* WHAT YOU NEED TO DO *
An exact copy of every entry is needed, with no images.

(Extracted records)

# # # # #

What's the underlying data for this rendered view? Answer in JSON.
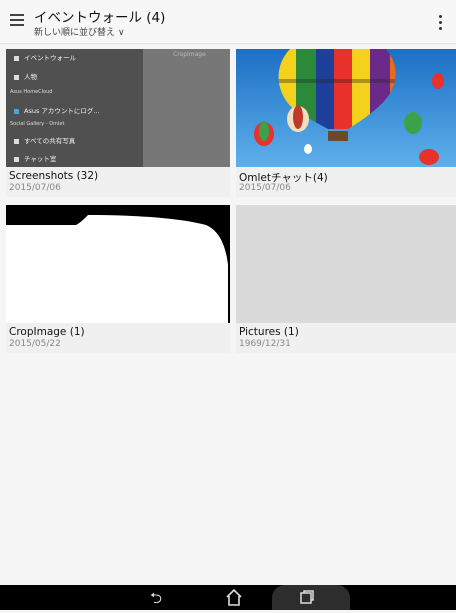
{
  "appbar": {
    "title": "イベントウォール (4)",
    "sort_label": "新しい順に並び替え",
    "menu_icon": "hamburger-icon",
    "overflow_icon": "more-vert-icon"
  },
  "albums": [
    {
      "name": "Screenshots (32)",
      "date": "2015/07/06"
    },
    {
      "name": "Omletチャット(4)",
      "date": "2015/07/06"
    },
    {
      "name": "CropImage (1)",
      "date": "2015/05/22"
    },
    {
      "name": "Pictures (1)",
      "date": "1969/12/31"
    }
  ],
  "drawer_preview": {
    "items": [
      "イベントウォール",
      "人物",
      "Asus HomeCloud",
      "Asus アカウントにログ...",
      "Social Gallery - Omlet",
      "すべての共有写真",
      "チャット室"
    ],
    "ghost_text": "CropImage"
  },
  "navbar": {
    "back_icon": "back-icon",
    "home_icon": "home-icon",
    "recents_icon": "recents-icon"
  },
  "colors": {
    "appbar_bg": "#f7f7f7",
    "navbar_bg": "#000000",
    "sky_blue": "#2c89d8"
  }
}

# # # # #

* OUTPUT OF THE TASK *
What's the underlying data for this rendered view? Answer in JSON.
{
  "appbar": {
    "title": "イベントウォール (4)",
    "sort_label": "新しい順に並び替え",
    "menu_icon": "hamburger-icon",
    "overflow_icon": "more-vert-icon"
  },
  "albums": [
    {
      "name": "Screenshots (32)",
      "date": "2015/07/06"
    },
    {
      "name": "Omletチャット(4)",
      "date": "2015/07/06"
    },
    {
      "name": "CropImage (1)",
      "date": "2015/05/22"
    },
    {
      "name": "Pictures (1)",
      "date": "1969/12/31"
    }
  ],
  "drawer_preview": {
    "items": [
      "イベントウォール",
      "人物",
      "Asus HomeCloud",
      "Asus アカウントにログ...",
      "Social Gallery - Omlet",
      "すべての共有写真",
      "チャット室"
    ],
    "ghost_text": "CropImage"
  },
  "navbar": {
    "back_icon": "back-icon",
    "home_icon": "home-icon",
    "recents_icon": "recents-icon"
  },
  "colors": {
    "appbar_bg": "#f7f7f7",
    "navbar_bg": "#000000",
    "sky_blue": "#2c89d8"
  }
}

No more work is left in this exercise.